Delayed Primary Closure of Wound Prevents Wound Infection after Surgery in Patients with Obstructive Jaundice
Keywords:Obstructive jaundice, Primary closure, Delayed primary closure.

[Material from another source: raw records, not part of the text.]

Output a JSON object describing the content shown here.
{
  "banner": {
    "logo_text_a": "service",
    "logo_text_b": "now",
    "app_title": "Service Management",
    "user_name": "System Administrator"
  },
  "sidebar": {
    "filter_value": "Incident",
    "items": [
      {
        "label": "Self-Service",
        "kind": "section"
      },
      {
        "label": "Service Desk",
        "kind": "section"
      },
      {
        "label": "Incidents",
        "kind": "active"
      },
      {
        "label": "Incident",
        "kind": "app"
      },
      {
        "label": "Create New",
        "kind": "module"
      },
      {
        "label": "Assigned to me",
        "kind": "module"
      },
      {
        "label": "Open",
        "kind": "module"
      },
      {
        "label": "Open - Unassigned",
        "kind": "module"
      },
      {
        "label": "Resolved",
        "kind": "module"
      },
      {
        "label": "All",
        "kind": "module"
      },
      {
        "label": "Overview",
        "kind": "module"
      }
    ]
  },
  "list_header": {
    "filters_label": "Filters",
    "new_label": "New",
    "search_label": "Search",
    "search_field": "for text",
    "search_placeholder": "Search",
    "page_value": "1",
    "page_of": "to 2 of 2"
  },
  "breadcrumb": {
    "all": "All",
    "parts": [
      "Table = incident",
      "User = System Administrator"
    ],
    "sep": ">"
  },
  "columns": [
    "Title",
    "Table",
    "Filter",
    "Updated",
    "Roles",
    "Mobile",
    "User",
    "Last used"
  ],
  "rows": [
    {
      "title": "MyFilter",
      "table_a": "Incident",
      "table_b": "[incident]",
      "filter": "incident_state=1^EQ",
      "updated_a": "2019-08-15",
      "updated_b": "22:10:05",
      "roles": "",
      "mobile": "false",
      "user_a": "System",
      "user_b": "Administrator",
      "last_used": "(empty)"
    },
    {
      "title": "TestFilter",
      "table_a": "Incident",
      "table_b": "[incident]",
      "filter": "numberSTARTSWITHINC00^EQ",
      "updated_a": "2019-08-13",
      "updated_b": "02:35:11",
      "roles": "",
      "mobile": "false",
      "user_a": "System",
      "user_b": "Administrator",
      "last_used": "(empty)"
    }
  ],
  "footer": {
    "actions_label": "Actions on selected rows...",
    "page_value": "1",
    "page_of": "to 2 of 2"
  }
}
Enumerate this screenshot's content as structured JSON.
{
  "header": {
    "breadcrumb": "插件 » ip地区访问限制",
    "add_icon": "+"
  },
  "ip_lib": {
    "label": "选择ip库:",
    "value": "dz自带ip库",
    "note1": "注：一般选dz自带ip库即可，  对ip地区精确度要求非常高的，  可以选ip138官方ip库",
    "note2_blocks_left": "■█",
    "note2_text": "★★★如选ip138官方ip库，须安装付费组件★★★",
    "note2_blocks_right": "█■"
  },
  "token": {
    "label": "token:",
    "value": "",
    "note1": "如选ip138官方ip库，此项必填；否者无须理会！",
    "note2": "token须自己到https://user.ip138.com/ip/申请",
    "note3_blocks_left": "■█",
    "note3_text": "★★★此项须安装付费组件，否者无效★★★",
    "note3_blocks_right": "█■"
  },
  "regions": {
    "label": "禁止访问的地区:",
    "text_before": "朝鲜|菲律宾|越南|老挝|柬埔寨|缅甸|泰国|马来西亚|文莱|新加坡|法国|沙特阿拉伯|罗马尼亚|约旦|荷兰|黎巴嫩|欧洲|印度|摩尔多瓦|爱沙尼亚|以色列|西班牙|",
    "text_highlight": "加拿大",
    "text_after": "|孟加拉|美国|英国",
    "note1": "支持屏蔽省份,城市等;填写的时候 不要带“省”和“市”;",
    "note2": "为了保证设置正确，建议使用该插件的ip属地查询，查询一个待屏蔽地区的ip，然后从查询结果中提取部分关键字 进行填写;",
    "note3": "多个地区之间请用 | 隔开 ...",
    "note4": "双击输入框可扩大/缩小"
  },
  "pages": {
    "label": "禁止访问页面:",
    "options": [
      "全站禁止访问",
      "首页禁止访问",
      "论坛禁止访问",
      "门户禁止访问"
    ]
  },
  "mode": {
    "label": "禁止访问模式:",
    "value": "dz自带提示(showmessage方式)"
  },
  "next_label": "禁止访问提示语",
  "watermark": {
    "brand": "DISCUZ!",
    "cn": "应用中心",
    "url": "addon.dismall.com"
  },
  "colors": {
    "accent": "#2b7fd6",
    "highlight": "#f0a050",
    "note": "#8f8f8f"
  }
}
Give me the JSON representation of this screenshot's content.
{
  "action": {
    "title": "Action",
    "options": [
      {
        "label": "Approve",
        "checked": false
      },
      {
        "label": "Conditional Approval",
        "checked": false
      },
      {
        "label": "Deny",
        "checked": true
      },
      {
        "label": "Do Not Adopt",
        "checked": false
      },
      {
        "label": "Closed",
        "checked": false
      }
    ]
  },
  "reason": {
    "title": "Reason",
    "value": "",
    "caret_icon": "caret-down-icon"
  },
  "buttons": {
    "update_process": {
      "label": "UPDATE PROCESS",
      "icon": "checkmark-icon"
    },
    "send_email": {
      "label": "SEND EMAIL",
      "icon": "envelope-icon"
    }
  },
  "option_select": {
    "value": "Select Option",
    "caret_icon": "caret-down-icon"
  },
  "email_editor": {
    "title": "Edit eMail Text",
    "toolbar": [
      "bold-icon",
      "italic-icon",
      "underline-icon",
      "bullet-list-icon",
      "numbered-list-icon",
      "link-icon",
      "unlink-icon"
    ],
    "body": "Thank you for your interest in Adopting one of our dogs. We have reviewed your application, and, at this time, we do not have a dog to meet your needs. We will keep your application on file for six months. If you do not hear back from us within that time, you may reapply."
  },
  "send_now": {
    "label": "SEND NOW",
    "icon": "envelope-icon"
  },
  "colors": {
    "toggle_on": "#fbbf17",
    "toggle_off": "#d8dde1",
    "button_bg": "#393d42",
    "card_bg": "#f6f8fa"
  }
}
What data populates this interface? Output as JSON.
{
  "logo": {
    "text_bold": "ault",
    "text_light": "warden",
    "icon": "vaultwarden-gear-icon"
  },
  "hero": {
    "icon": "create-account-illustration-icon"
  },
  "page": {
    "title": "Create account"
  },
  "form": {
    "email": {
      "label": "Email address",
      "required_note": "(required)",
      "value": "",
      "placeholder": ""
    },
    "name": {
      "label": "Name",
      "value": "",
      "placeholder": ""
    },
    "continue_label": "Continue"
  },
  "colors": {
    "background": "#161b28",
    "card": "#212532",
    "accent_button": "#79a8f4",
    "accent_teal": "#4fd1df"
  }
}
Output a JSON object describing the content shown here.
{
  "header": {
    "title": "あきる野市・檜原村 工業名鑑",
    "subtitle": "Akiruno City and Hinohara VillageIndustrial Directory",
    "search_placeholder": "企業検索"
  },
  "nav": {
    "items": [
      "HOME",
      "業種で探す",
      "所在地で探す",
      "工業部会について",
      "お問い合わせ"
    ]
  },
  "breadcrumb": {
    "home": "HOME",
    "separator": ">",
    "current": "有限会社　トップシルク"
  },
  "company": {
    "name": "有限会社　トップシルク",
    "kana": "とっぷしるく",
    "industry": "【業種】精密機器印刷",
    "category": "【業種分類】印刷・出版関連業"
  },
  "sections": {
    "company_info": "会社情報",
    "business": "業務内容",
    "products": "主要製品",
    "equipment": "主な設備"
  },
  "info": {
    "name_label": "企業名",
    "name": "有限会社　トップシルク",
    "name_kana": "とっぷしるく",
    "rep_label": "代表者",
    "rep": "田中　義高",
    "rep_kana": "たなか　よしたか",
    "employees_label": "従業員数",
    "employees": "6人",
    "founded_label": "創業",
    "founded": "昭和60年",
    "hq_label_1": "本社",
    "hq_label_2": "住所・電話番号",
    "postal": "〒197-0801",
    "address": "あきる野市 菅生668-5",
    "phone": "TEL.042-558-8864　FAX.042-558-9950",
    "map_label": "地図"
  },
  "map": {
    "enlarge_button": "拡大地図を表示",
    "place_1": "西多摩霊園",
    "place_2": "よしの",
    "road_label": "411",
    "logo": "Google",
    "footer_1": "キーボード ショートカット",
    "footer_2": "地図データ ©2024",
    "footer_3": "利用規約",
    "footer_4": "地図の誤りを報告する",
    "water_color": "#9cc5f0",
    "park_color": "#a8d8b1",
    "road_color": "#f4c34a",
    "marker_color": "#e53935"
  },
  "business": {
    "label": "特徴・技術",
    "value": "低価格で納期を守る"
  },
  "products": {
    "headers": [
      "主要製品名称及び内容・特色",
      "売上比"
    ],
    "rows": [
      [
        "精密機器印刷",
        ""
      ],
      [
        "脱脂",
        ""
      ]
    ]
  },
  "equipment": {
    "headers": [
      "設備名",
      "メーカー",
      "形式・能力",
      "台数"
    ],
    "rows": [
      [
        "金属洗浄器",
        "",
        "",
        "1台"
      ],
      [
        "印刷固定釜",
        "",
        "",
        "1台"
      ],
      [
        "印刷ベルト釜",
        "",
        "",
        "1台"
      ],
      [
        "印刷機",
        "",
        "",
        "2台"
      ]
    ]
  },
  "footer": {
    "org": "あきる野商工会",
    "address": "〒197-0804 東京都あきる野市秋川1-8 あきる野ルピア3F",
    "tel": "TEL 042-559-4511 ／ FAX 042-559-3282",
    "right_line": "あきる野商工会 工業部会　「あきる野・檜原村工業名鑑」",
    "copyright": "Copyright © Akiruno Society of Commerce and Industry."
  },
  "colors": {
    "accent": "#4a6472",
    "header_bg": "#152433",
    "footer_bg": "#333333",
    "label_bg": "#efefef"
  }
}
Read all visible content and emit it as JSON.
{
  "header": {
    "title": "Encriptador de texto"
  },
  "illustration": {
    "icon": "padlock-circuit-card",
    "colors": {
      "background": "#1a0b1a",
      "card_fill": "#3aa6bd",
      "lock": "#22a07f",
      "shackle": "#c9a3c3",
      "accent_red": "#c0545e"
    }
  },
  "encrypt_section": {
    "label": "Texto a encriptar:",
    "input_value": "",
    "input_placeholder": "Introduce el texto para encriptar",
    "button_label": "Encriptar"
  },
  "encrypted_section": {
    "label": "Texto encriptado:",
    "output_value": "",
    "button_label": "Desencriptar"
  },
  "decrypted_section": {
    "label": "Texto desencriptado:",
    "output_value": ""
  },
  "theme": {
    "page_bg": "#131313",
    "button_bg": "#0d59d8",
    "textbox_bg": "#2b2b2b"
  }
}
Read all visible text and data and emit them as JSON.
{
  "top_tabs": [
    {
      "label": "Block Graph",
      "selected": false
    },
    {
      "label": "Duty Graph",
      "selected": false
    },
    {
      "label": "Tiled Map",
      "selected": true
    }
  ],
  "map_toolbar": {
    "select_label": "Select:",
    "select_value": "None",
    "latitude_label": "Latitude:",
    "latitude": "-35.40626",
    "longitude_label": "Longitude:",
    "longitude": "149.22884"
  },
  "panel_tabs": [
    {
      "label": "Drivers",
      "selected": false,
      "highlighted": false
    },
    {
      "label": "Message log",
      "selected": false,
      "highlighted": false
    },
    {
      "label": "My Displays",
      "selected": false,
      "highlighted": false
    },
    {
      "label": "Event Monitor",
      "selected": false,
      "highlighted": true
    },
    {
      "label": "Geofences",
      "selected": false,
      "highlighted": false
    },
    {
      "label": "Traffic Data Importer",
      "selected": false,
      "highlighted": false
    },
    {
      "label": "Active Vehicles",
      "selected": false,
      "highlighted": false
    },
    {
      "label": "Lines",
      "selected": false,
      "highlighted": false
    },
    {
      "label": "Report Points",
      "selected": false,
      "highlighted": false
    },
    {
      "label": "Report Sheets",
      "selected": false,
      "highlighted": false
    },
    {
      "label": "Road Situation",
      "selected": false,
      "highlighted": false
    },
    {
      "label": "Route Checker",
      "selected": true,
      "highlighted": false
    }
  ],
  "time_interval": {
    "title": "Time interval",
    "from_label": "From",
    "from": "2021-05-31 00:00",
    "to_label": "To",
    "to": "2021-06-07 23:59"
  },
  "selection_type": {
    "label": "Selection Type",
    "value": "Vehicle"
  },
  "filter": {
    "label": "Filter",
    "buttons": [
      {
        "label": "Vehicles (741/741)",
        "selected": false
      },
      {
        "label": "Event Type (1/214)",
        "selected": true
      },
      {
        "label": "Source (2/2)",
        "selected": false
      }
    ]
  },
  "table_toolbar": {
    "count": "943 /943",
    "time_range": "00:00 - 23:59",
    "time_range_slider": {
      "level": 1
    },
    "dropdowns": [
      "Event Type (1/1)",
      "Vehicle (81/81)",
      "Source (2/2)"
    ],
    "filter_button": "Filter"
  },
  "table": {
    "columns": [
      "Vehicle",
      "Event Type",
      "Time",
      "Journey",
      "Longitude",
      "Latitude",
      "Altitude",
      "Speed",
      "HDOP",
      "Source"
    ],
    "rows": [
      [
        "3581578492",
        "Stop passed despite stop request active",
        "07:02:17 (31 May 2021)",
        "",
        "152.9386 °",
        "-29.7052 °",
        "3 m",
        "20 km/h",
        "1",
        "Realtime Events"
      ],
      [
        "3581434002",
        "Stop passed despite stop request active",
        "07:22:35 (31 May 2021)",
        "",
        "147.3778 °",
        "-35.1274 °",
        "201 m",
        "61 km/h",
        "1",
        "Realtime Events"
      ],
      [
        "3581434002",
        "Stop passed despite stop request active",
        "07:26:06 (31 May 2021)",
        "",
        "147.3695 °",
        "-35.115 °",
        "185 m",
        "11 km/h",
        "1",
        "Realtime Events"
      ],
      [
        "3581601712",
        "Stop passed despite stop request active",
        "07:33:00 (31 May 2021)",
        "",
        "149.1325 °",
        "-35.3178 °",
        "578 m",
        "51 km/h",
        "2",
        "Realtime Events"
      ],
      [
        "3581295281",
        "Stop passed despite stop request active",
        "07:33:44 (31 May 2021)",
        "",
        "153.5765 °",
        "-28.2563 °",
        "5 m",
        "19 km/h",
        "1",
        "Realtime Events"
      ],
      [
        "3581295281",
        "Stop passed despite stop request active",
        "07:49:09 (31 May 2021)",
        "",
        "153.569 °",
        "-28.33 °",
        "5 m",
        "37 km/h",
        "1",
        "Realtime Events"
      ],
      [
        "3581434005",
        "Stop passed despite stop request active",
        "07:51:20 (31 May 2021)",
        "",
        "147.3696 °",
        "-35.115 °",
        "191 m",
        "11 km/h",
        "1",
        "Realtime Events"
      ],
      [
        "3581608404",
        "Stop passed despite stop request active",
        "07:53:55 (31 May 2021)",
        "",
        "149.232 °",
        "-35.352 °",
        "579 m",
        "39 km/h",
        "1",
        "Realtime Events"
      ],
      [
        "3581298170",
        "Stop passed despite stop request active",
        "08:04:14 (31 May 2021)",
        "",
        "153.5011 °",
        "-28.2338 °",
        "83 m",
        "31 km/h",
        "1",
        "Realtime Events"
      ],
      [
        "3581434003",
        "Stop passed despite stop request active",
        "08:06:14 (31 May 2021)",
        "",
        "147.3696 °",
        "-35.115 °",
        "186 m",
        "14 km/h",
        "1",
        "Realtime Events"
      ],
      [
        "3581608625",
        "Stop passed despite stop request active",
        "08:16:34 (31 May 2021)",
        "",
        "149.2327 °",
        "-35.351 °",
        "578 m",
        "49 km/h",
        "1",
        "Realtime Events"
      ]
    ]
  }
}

Surgery in jaundiced patients is associated with a higher risk of postoperative complications compared with surgery in non jaundiced patients. These complications primarily consists of septic complications, hemorrhage, superficial surgical site infection (SSSI), wound dehiscence and renal disorders. Of them Surgical Site Infection (SSI) is found more commonly than other. This study was done to evaluate the effect of delayed primary closure on preventing wound infection than that of primary closure of wound after surgery in patients with obstructive jaundice. This randomized clinical trial was carried out at the Hepatobiliary and Pancreatic division of Department of Surgery in Bangabandhu Sheikh Mujib Medical University, Dhaka from July 2012 to June 2013. A total of 88 patients were included in this study who underwent surgical intervention for obstructive jaundice. These patients were divided into two groups randomly; control group (n=44) who underwent primary closure of the wound and experimental group (n=44) who underwent delayed primary closure of the wound. Patients demography, clinical presentation, comorbidities, pre, per and post operative variables and outcome were compared between two groups. Mean age of the patients of experimental and control group was 47.91± 14.63 and 42.25±12.13 years respectively. Duration of jaundice was significantly higher in experimental group 4.91±2.87 months than in control group 3.10±1.62 months. Postoperative wound infection was found significantly higher in control group (43.2%) than that of experimental group (11.4%). Postoperative hospital stay was significantly longer in control group (18.77± 6.24 days) than in experimental group (13.52±3.61 days). Delayed primary closure of wound reduces wound infection significantly than primary closure of wound in patients with obstructive jaundice.
Faridpur Med. Coll. J. Jan 2019;14(1): 37-40